A debate has started on the island about the system in place by the Royal Grenada Police Force (RGPF) to prevent prisoners taking their lives in cells by committing suicide through hanging.
A senior military intelligence figure on the island told THE NEW TODAY that last week’s incident in which Willis resident Ravi Shevi Baptiste was found dead, allegedly hanging in a cell at the Central Police Station on the Carenage should result in a thorough investigation.
He said that a human life has been lost inside a police station and such a hanging needs “an investigation and preferably an independent investigation.”
According to the top military official, the focus of attention in the investigation should be the amount of times that the police officers on duty checked on the prisoner given their own statement that he was a troubled individual and that they had problems with him before.
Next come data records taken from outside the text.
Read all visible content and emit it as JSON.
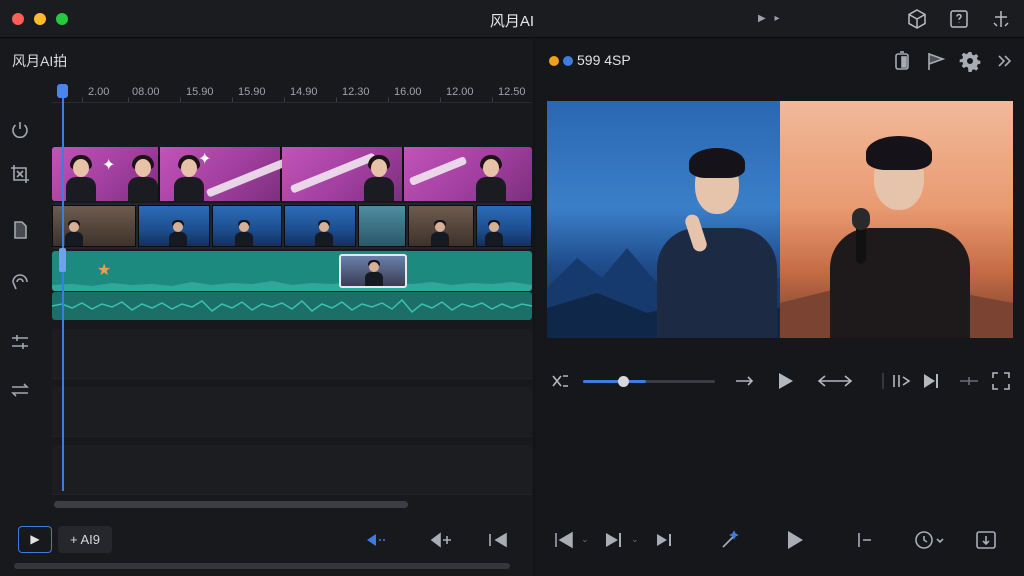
{
  "window": {
    "title": "风月AI"
  },
  "titlebar_icons": [
    "cube-icon",
    "question-box-icon",
    "anchor-icon"
  ],
  "left_panel": {
    "title": "风月AI拍",
    "ruler_ticks": [
      "2.00",
      "08.00",
      "15.90",
      "15.90",
      "14.90",
      "12.30",
      "16.00",
      "12.00",
      "12.50"
    ],
    "tools": [
      "power-icon",
      "crop-icon",
      "mask-icon",
      "swirl-icon",
      "adjust-icon",
      "swap-icon"
    ]
  },
  "bottom_left": {
    "play_label": "▶",
    "add_label": "+ AI9"
  },
  "right_panel": {
    "title": "599 4SP",
    "header_dot_colors": [
      "#f0a020",
      "#3f7ce0"
    ],
    "header_icons": [
      "battery-icon",
      "flag-icon",
      "gear-icon",
      "forward-icon"
    ],
    "scrub_progress": 0.48
  },
  "colors": {
    "accent": "#3f7ce0",
    "clip_magenta": "#b04bab",
    "clip_teal": "#1d8a7f"
  }
}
A police bulletin on the June 10 incident said in part: “The individual was detained and brought to the Central Police Station at about 1:15 p.m. and went through the usual protocol before being placed in the cell with only a boxer on due to his previous behaviour.
“At about 4:30 p.m. during the changing of the shift on duty he was discovered hanging from the cell. He was later pronounced dead by medical experts and an investigation immediately commenced to determine the cause of the incident”.
The military expert indicated that it is clear from the statement put out by RGPF that the history of the individual is well known to the police as one who is miserable and could have mental issues.
He said that the investigation should come up with answers as to whether the police had adhered to the normal protocol of checking on prisoners in cells every half-an-hour and the fact that the prisoner was able to hang himself in a cell located in close proximity to the Diarist on duty.
“That (hanging incident) can’t happen without a sound. He had a history of giving problems. How come such a man wasn’t supervised and a man like that could hang himself in a cell right there, given the proximity of the cell to the Diarist and the police action inside there?
“That is a very busy station with police always moving up and down inside the building at all times. This thing can’t happen in isolation. How can that happen in isolation given the character of the station and the character of the man they have inside dey. The thing (is) worth an investigation.
According to the military expert the police knew that they were not dealing with a normal human being given the fact that the statement said they stripped him down to his boxers to put him in the cell.
He said the fact that this individual was considered not to be normal, as such the time for checking him should be less than every 30 minutes as stipulated in their own protocol.
“This is crazy – it is worth an investigation,” he added.
The official charged that this incident and recent others such as police beatings of civilians is a clear manifestation of a breakdown of law and order especially in the police force and under the government of Prime Minister Dr. Keith Mitchell.
When contacted for comment, a senior police officer said the recent acts of brutality by police officers is reflective of the type of community that is now prevalent in the country.
Currently, he said there is no respect for authority by people at the community level.
“You have a problem in the whole community and the police being the mirror, you will see it (the breakdown in law and order) more through the police force,” he told THE NEW TODAY.
“The whole thing is a societal thing. Look at the breakdown through the whole society. The police force is the mirror and you see it. Anytime you see the police getting on like that is societal breakdown,” he said.
One of the incidents which sparked off much attention in the local media and on Social Media platforms was the blow to the face of a civilian by a junior police officer which broke his nose and resulted in the injured man having to undergo surgery.
In another incident involving the police, a security guard at a business place in the St David area was arrested by a police officer after the guard confronted him on coming into the supermarket without a mask in violation of Covid-19 protocols enforced on the island.
The senior police officer is confident that Commissioner of Police, Edvin Martin will discipline the police officer involved in the incident with the Security Guard and that will filter through the rank and file members of the force to send a strong message to officers.
“The message is going to be sent – you can’t want to be wrong and strong. Yes, you are a police officer, you are supposed to be wearing mask if you’re in the public. You ain’t wearing mask and you go in a place, what the hell you expect the Security guard to do?
On the issue of prisoners hanging themselves in police cells, he said this cannot be solved easily as several prisoners have attempted to commit suicide in cells over the years.
He referred to an incident a few years ago at a police cell in the Old St. James building on Grand Etang road.
He said that although the cell was located in close proximity to the Diarist on duty there a suicide hanging can take place without the knowledge of officers inside the station.
He recalled in that incident, it was the voice of one of the three prisoners in the cell that alerted them that something was amiss and they were able to run into the cell and cut the hanging man from the piece of clothing that he used to commit the act.
The senior officer said the police were able to rush the unconscious man to hospital where he was resuscitated.
“They do it all the time – attempt to take their lives in a police cell. It is only when they dead you hear about it,” he said.
However, he said that a police officer who is conscious of the job on hand will always check the prisoner in the cell at least every 15 minutes.
“Unless you don’t have that men will hang themselves,” he told THE NEW TODAY.
He added that a police officer will not be held accountable for a hanging in a cell if he was able to record in the station’s diary that every 15 minutes he checked on the prisoner in the holding cell.